#### [Assigned task]
Only lines containing "Bewertung" belong in the answer, each copied from the entries below.

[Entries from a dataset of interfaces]
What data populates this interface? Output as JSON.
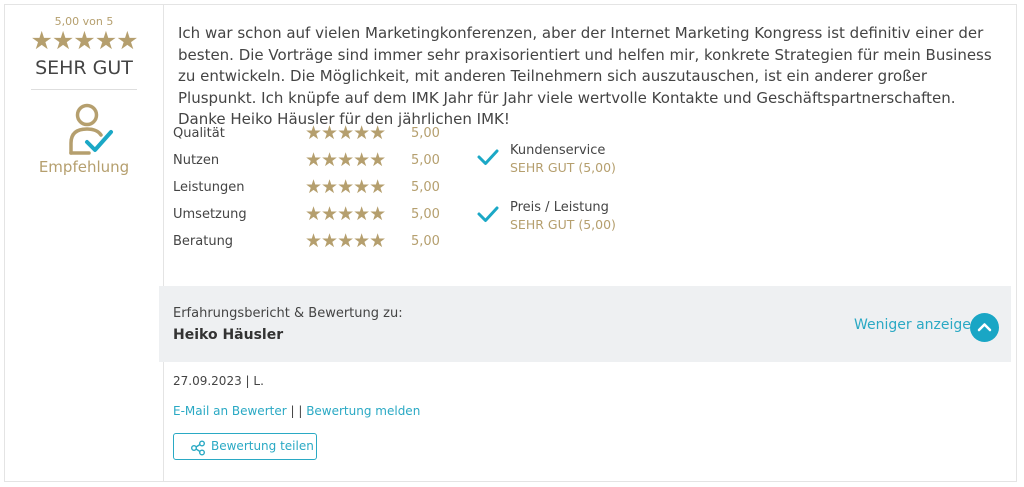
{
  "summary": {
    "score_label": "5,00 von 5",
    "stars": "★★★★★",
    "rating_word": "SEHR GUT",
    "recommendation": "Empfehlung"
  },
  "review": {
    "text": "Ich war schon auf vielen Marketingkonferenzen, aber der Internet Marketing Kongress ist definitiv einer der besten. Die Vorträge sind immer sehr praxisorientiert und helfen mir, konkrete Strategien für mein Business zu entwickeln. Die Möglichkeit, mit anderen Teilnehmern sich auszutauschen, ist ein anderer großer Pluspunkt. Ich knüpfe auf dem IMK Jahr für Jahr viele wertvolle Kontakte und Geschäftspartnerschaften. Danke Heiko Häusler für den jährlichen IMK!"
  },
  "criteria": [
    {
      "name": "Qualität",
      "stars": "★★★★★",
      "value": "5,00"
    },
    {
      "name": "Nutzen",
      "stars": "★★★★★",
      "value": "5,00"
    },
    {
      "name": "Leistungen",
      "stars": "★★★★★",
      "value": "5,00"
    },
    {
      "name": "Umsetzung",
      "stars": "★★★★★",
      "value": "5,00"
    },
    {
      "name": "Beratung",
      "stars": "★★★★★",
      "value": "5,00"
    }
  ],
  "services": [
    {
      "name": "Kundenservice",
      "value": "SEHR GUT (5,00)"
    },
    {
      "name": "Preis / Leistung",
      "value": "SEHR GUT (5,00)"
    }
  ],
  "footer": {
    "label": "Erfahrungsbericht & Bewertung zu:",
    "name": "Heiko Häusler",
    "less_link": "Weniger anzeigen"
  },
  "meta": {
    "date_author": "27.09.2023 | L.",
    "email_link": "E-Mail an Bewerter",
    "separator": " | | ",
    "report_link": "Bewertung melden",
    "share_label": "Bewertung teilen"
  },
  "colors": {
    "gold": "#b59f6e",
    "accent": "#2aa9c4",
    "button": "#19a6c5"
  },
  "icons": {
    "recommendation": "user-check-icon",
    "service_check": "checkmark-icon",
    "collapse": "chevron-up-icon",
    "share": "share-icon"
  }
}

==

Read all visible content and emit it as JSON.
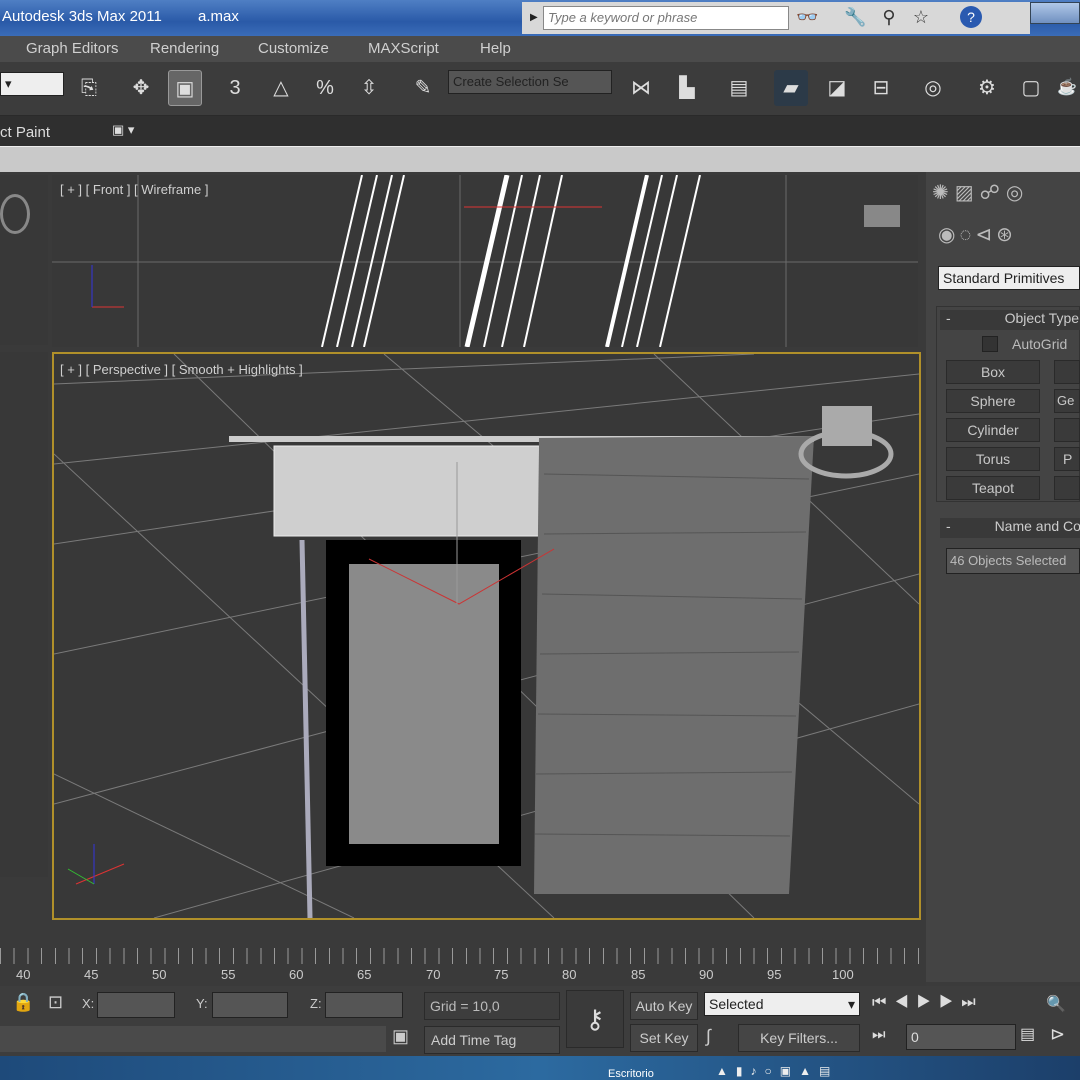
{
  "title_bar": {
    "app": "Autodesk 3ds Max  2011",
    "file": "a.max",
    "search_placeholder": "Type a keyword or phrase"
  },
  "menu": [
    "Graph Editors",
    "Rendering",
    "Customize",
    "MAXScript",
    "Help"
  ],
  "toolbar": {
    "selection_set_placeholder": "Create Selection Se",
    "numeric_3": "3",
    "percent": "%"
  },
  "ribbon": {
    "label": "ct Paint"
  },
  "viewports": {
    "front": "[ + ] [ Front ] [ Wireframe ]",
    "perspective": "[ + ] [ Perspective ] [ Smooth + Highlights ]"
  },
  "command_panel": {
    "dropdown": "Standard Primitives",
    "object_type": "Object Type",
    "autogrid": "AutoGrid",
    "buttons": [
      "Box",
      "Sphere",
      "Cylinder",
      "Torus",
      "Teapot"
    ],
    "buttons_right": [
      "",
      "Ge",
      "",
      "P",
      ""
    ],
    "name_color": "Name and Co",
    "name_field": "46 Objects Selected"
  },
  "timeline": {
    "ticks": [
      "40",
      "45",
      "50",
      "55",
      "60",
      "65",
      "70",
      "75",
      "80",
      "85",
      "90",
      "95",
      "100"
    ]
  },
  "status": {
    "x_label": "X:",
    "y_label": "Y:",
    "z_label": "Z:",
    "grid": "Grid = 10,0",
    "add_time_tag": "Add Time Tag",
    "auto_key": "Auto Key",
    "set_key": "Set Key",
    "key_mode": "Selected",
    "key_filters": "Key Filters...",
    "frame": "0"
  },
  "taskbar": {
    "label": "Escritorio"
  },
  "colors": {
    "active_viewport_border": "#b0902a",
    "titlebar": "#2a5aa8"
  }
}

#### [Task output]
    "label": "Erfahrungsbericht & Bewertung zu:",
    "report_link": "Bewertung melden",
    "share_label": "Bewertung teilen"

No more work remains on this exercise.